Ideas are often expressed in the material world, as we call it. One such idea is that of “property”. It should be noted that the common use of this word is that of conformation to an idea — a Fixed Idea — about what you can [“morally”] lay your hands on. By Stirner, however, property in this sense, “sacred property” or as he even calls it “state property”, is not exempt from criticism and from — his laying hands on it. It is in the sense of idea already his property in his thinking it as such — in the intentional, willing act. However, factual possession, laying hands on it, depends also on “my might”, as Stirner expresses it.

Now, once the relation of “Eigentum” — of “property” in the Stirnerian sense has been understood — and not before, can we proceed to the meeting of two Einzige, two Subjects. There are several ways in which two people can meet:

1. The Bond. This is a meeting of two people according to how they “ought to” behave towards one another. It is not as such a meeting which is willed, but rather a meeting according to the “ought”. Examples of such are when the father and the son meet in the roles of father and son. “Father” and “son” they will always remain in a descriptive sense. But when they meet according to such roles, they meet by an “ought” and not by a “will”. Roles are ascribed when the relation is seen as a static object.

2. The property. The relation can be a one-sidedly willed one. In this, the one is an Einzige whereas the Other has become Eigentum (for the one who is Einzige). Perhaps this is the state of things where we can say “Hell is the Other” (i.e. when that Other guy is Einzige and I am reduced to a role as Eigentum).

However, Moses Hess criticised Stirner’s conception of what Stirner call “Verein der Egoisten” [“The Union of Egoists”] along the lines that in such a meeting, there would have to be one who dominated and one who submitted to domination. That is, Hess imagined that “The Union of Egoist” would be a relation of the kind (2) described above.

Now, (2) might describe a Hobbesian egoist. But can it describe la derniere mallon de la chaine Hegelienne (as Stirner has been called)? No, that is a bit too crude. Stirner did himself reply to this criticism by pointing to examples: Two friends playing with their toys, two men going together to the wine shop. These do of course not comprise an exhaustive list of unions, and our man Stirner does indeed speak of unions consisting of thousands of people, too, unions uniting to catch a thief or to get better pay for one’s own labour.

More philosophically, Moses Hess describes a one-sidedness, and thinks it is a necessary one for an Stirner. What is then more natural than to apply a little dialectical reasoning to figure out what Stirner really did mean. I propose it is

3. The union. The relation is understood as a process. It is a process in which the relation is continually renewed by that both [/all] parts support it through an act of will. The Union requires that both/all parties are present through conscious egoism — i.e. own-will. If one part silently finds him/her-self to be suffering, but puts up and — keeps the appearance, the union has degenerated into something else.

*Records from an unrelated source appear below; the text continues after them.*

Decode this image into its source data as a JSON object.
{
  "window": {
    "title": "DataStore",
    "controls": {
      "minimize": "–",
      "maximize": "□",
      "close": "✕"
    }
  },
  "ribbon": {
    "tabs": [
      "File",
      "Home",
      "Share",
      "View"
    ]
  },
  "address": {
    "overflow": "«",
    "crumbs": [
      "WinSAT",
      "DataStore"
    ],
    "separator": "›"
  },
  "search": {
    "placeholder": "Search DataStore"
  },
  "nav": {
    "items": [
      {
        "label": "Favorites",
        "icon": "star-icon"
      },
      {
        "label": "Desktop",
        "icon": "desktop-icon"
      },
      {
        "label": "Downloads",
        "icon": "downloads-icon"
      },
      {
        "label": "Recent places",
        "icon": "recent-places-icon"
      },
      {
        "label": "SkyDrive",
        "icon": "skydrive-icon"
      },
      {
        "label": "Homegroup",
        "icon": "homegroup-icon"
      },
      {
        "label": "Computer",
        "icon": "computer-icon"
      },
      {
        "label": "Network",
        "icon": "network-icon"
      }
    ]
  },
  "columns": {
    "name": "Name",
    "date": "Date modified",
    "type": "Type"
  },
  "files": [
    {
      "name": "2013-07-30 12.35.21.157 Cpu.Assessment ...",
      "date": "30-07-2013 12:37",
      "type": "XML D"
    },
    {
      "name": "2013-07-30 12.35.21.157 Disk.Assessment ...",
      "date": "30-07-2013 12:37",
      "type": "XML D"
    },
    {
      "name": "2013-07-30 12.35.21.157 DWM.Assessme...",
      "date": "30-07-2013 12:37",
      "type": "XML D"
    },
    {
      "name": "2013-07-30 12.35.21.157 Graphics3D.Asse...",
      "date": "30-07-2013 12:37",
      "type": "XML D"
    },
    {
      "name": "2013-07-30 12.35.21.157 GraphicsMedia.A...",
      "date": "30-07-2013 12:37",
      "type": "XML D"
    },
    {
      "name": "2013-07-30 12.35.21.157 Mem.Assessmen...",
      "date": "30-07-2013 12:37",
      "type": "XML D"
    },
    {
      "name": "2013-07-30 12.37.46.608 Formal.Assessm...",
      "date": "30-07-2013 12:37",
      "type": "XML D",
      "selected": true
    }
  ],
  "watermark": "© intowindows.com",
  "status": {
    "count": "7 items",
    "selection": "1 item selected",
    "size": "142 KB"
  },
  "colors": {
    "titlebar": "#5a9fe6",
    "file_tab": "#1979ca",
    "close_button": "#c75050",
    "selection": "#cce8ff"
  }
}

Only after development has come to the understanding of the union of egoists does Stirner come to the ultimately important relation — the relation of me to myself. In the section entitled “My self-enjoyment”, Stirner sets up mere valuing of life against enjoyment of life. In the former view, I am an object to be preserved. In the latter I see myself as the subject of all my valuing relations.

In this sense, Stirner can rebuke the question “what am I?” and replace it with “who am I?”, a question which has its answer in this bodily person who asks the question. This is the “nothingness” of which Stirner speaks of as I. “Not nothing in the sense of emptiness, but a creative nothing.”

My relation to myself is thus a meeting of myself as willer, a union with myself and a consumption — appropriation — of myself as my own.

«There is no room for God in the man who is full of himself.»

— Posted outside a local church